1. Post #1
    Gold Member
    IpHa's Avatar
    March 2005
    1,987 Posts
    I'm having a rather annoyhing problem with a fresh Arch install; my hard drives don't like to keep the same device name.

    I've installed arch on what should be /dev/sda(5-7) , but about half the time it fails to boot because my boot drive decides to be /dev/sdb

    Does anyone know what's going on?

  2. Post #2
    CPPNOOB's Avatar
    March 2010
    419 Posts
    The kernel could name drives differently than to your GRUB/LILO install. This is why it's common practice to use UUIDs.

  3. Post #3
    Gold Member
    IpHa's Avatar
    March 2005
    1,987 Posts
    That would make them different, but it shouldn't make them change from boot to boot.

  4. Post #4
    Gold Member
    florian's Avatar
    January 2005
    292 Posts
    That would make them different, but it shouldn't make them change from boot to boot.
    AFAIK, it has all to do with how fast drives are detected.

  5. Post #5
    Wyzard's Avatar
    June 2008
    1,243 Posts
    Yep. Device files in /dev are assigned to disks sequentially in the order that the disks are detected by drivers. The udev daemon detects all the SATA, IDE, and SCSI controllers in your computer and issues commands to load the drivers for each, but for efficiency, it loads them all at the same time, rather than waiting for each one to finish loading before starting the next. When two drivers are loading simultaneously, it's generally a toss-up as to which will finish first (the term in programming is "race condition"), so your disks seem to rearrange themselves in /dev because the order that the drivers finish loading can vary from one boot to another.

    It's generally preferred to use stable identifiers, like filesystem labels or UUIDs, rather than /dev filenames, in your /etc/fstab. Those always identify the same partition regardless of which driver happened to load first, so you can rely on them to stay the same across reboots.

  6. Post #6
    Gold Member
    IpHa's Avatar
    March 2005
    1,987 Posts
    I think I've fixed it. I was missing my grub device.map file; I fixed that and now I've been through 5 boots without a problem.

    Looks like the mappings in this file take presidence over the order they're detected and without it my SATA and IDE were switching places.

  7. Post #7
    Wyzard's Avatar
    June 2008
    1,243 Posts
    The GRUB device.map is used for translating /dev names (based on hardware detected by Linux drivers) into GRUB names (based on BIOS drive numbers). It doesn't have any influence on how things are created in /dev.

    You didn't clearly explain the "fails to boot" part in your original post, though, so it's not clear how GRUB is involved. Do you get an error from GRUB itself?

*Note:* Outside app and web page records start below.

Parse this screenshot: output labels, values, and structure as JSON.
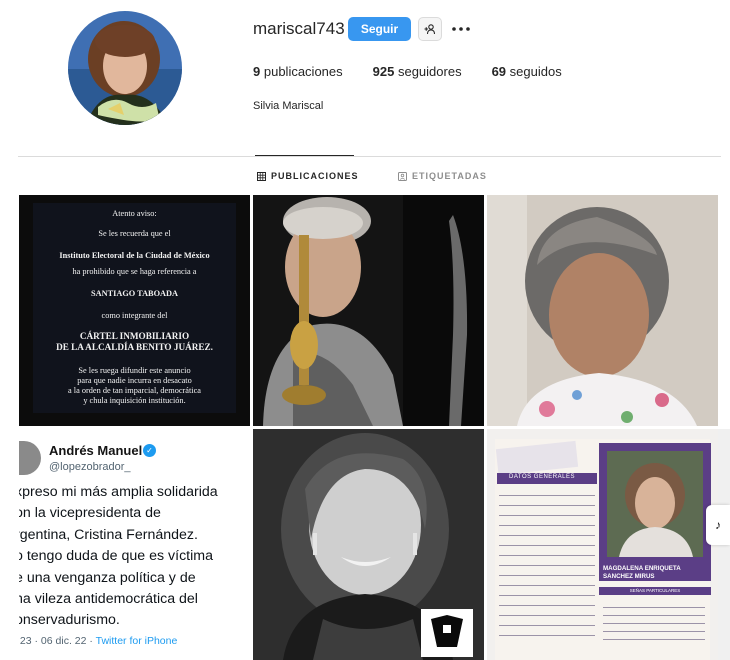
{
  "profile": {
    "username": "mariscal743",
    "follow_label": "Seguir",
    "suggest_icon": "person-plus-icon",
    "more_icon": "ellipsis-icon",
    "full_name": "Silvia Mariscal",
    "stats": {
      "posts_count": "9",
      "posts_label": "publicaciones",
      "followers_count": "925",
      "followers_label": "seguidores",
      "following_count": "69",
      "following_label": "seguidos"
    }
  },
  "tabs": [
    {
      "label": "PUBLICACIONES",
      "icon": "grid-icon",
      "active": true
    },
    {
      "label": "ETIQUETADAS",
      "icon": "tag-icon",
      "active": false
    }
  ],
  "posts": {
    "notice": {
      "line1": "Atento aviso:",
      "line2": "Se les recuerda que el",
      "line3": "Instituto Electoral de la Ciudad de México",
      "line4": "ha prohibido que se haga referencia a",
      "line5": "SANTIAGO TABOADA",
      "line6": "como integrante del",
      "line7": "CÁRTEL INMOBILIARIO",
      "line8": "DE LA ALCALDÍA BENITO JUÁREZ.",
      "line9": "Se les ruega difundir este anuncio",
      "line10": "para que nadie incurra en desacato",
      "line11": "a la orden de tan imparcial, democrática",
      "line12": "y chula inquisición institución."
    },
    "tweet": {
      "name": "Andrés Manuel",
      "handle": "@lopezobrador_",
      "lines": [
        "xpreso mi más amplia solidarida",
        "on la vicepresidenta de",
        "rgentina, Cristina Fernández.",
        "o tengo duda de que es víctima",
        "e una venganza política y de",
        "na vileza antidemocrática del",
        "onservadurismo."
      ],
      "time": ":23 · 06 dic. 22 · ",
      "source": "Twitter for iPhone"
    },
    "document": {
      "section_label": "DATOS GENERALES",
      "person_name": "MAGDALENA ENRIQUETA SANCHEZ MIRUS",
      "sub_label": "SEÑAS PARTICULARES"
    }
  }
}
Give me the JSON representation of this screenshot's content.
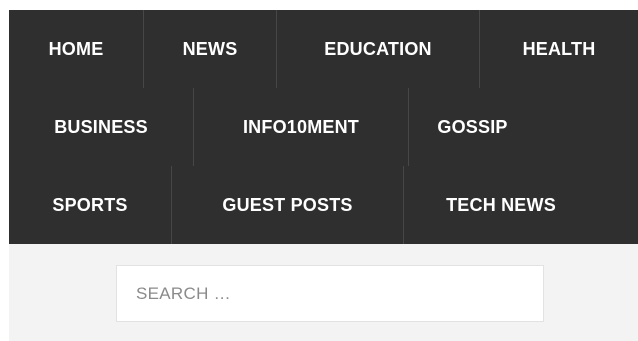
{
  "nav": {
    "row1": [
      "HOME",
      "NEWS",
      "EDUCATION",
      "HEALTH"
    ],
    "row2": [
      "BUSINESS",
      "INFO10MENT",
      "GOSSIP"
    ],
    "row3": [
      "SPORTS",
      "GUEST POSTS",
      "TECH NEWS"
    ]
  },
  "search": {
    "placeholder": "SEARCH …",
    "value": ""
  },
  "colors": {
    "nav_background": "#2f2f2f",
    "nav_text": "#ffffff",
    "search_band": "#f3f3f3"
  }
}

Or does GRUB successfully boot the kernel but then you get a kernel panic because it couldn't mount the root filesystem?

  8. Post #8
    Gold Member
    IpHa's Avatar
    March 2005
    1,987 Posts
    The kernel would start to boot, then I would get dropped into a recovery shell when it failed to mount /dev/sda7.

    Another thought, maybe it's working now since I compiled my own kernel whith the modules I need built in rather than using initramfs.

  9. Post #9
    Wyzard's Avatar
    June 2008
    1,243 Posts
    Another thought, maybe it's working now since I compiled my own kernel whith the modules I need built in rather than using initramfs.
    This is what made the difference. When drivers are compiled into the kernel, they always load in the same relative order, so there's no race condition.